The London 2012 Paralympic Games will start on 29 August. Ten days of incredible sporting competition that will once again have the nation on the edge of its seat. But in addition it will bring something more. It will have direct impact on our emotions, and also on our perceptions of and attitudes to disability, and disabled athletes. And this really could have profound, long term benefit.
We caught a glimpse of this four years ago in Beijing, when a 13-year old swimmer touched the wall first, claiming her second Gold medal – one of 42 for ParalympicsGB. The achievements of Ellie Simmonds and many other Paralympic medallists in Beijing opened eyes to the incredible strength, skill and endeavour of these athletes and the excitement and excellence of the sport.
Beijing 2008 was successful in terms of having big crowds, but even then there was disappointment as these elite athletes performed on many occasions to half-empty stadiums. Everyone involved in London 2012 has been determined that this would not happen this time around. London’s bid promised a fully inclusive Games like no other. It recognised that the ‘Paras’ are come home.
The Paralympic Games was conceived here in Britain, in Stoke Mandeville hospital, for injured war heroes at the end of the Second World War. We can claim to have led the world in disability sport ever since. The Games themselves have come a long way since 16 competitors took part in the first Games back in 1948. Today we look forward to 165 countries, with over 4,200 athletes competing across 20 sports. And we are determined to use this opportunity, to ensure the Games take their greatest leap forward yet.
There are many signs these games are different. The way organisers LOCOG have integrated the Paralympics into every element of their planning. The incredible news around ticket sales. The way Channel 4, as host broadcaster, are scheduling over 400 hours of coverage over a range of dedicated channels. And the way that commercial sponsors of London 2012 have embraced the Games. Companies like BT, Sainsburys, Deloitte, EDF, P&G, BP, Cisco and BA have put Paralympians at the heart of their campaigns.
As we go into London 2012, expectations for the ParalympicsGB team are high and we have devoted more time, resource and energy to preparations than ever before. We’ve worked closely with athletes and their coaches to ensure every single member of the team is in the right physical and mental condition to perform on the biggest stage of all. Our ambition is to win more medals than ever before and maintain our second place in the medals table.

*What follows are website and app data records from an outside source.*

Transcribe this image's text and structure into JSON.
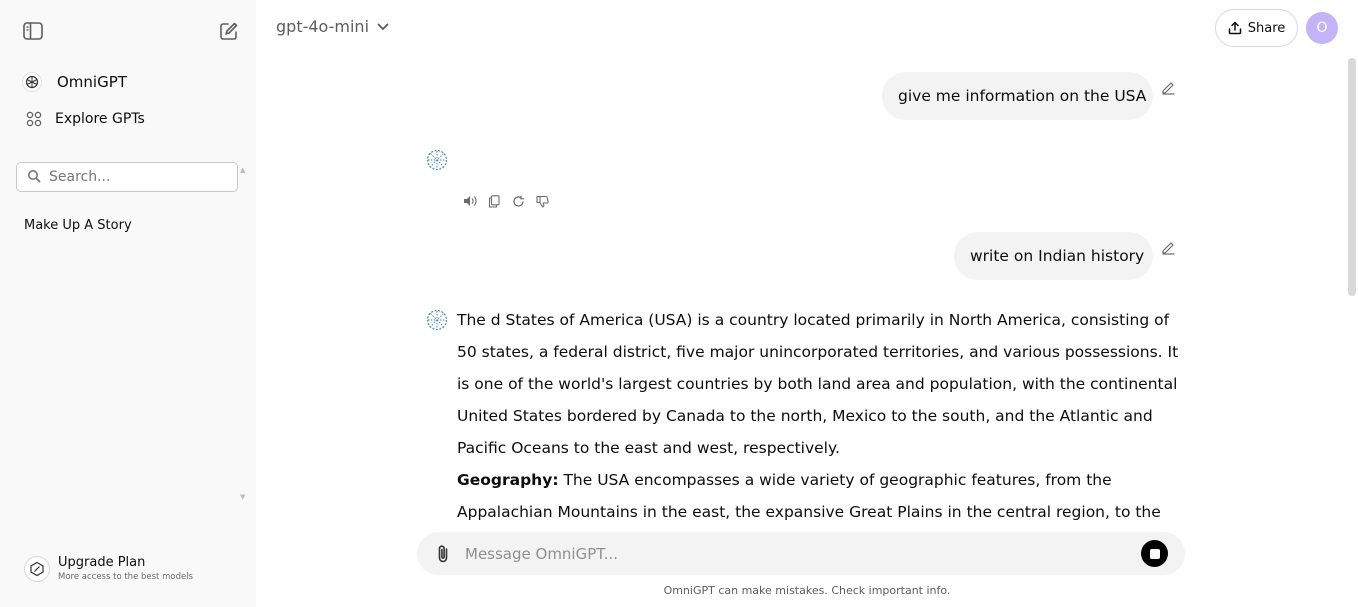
{
  "sidebar": {
    "brand_label": "OmniGPT",
    "explore_label": "Explore GPTs",
    "search_placeholder": "Search...",
    "chats": [
      {
        "title": "Make Up A Story"
      }
    ],
    "upgrade": {
      "title": "Upgrade Plan",
      "subtitle": "More access to the best models"
    }
  },
  "header": {
    "model": "gpt-4o-mini",
    "share_label": "Share",
    "avatar_initial": "O",
    "avatar_color": "#c2b4f6"
  },
  "conversation": {
    "user_messages": [
      "give me information on the USA",
      "write on Indian history"
    ],
    "answer": {
      "paragraph1": "The d States of America (USA) is a country located primarily in North America, consisting of 50 states, a federal district, five major unincorporated territories, and various possessions. It is one of the world's largest countries by both land area and population, with the continental United States bordered by Canada to the north, Mexico to the south, and the Atlantic and Pacific Oceans to the east and west, respectively.",
      "geo_heading": "Geography:",
      "geo_text": " The USA encompasses a wide variety of geographic features, from the Appalachian Mountains in the east, the expansive Great Plains in the central region, to the Rocky Mountains"
    }
  },
  "composer": {
    "placeholder": "Message OmniGPT...",
    "disclaimer": "OmniGPT can make mistakes. Check important info."
  },
  "icons": {
    "sidebar_toggle": "sidebar-toggle-icon",
    "new_chat": "new-chat-icon",
    "brand": "omnigpt-logo-icon",
    "explore": "grid-icon",
    "search": "search-icon",
    "upgrade": "upgrade-icon",
    "share": "upload-icon",
    "edit": "pencil-icon",
    "read_aloud": "speaker-icon",
    "copy": "copy-icon",
    "regenerate": "refresh-icon",
    "dislike": "thumbs-down-icon",
    "attach": "paperclip-icon",
    "stop": "stop-icon"
  }
}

It will be tough but we have a great team and I know the athletes will do themselves, and the nation, proud.
The story of the Paralympic Games starts with the sport but shouldn’t end there. Our ambition – and those of our partners – goes further. More than almost anything else, Paralympic sport provides a positive challenge to perceptions. It drives you to focus on achievement, to consider what someone is able to do rather than what they are not.
I think this can have profound impact and be the springboard to more and better opportunities, and be a means by which a very positive agenda can be put forward for disabled people. That is why, for all that it is a central word in the language of the Games, I don’t think we should be talking of a ‘legacy’ from the Paralympic Games. The word legacy suggests that you have reached your high water mark in terms of ambition and opportunity and are now seeking to find ways to sustain it.
That is not the case for Paralympic sport. There should be more, and greater, things to come. So for me we should talk not of the legacy but of the ‘momentum’ from London 2012. What can we build as a result of the Games that will affect lasting improvement and change?
Over the next ten days, the focus will be on the sport and the excellence of the athletes. I hope and believe the nation will rise again in support of them and with the same fervour as we did in July. I hope and believe too that this can be captured and retained, and we can through sport, inspire a better world for disabled people.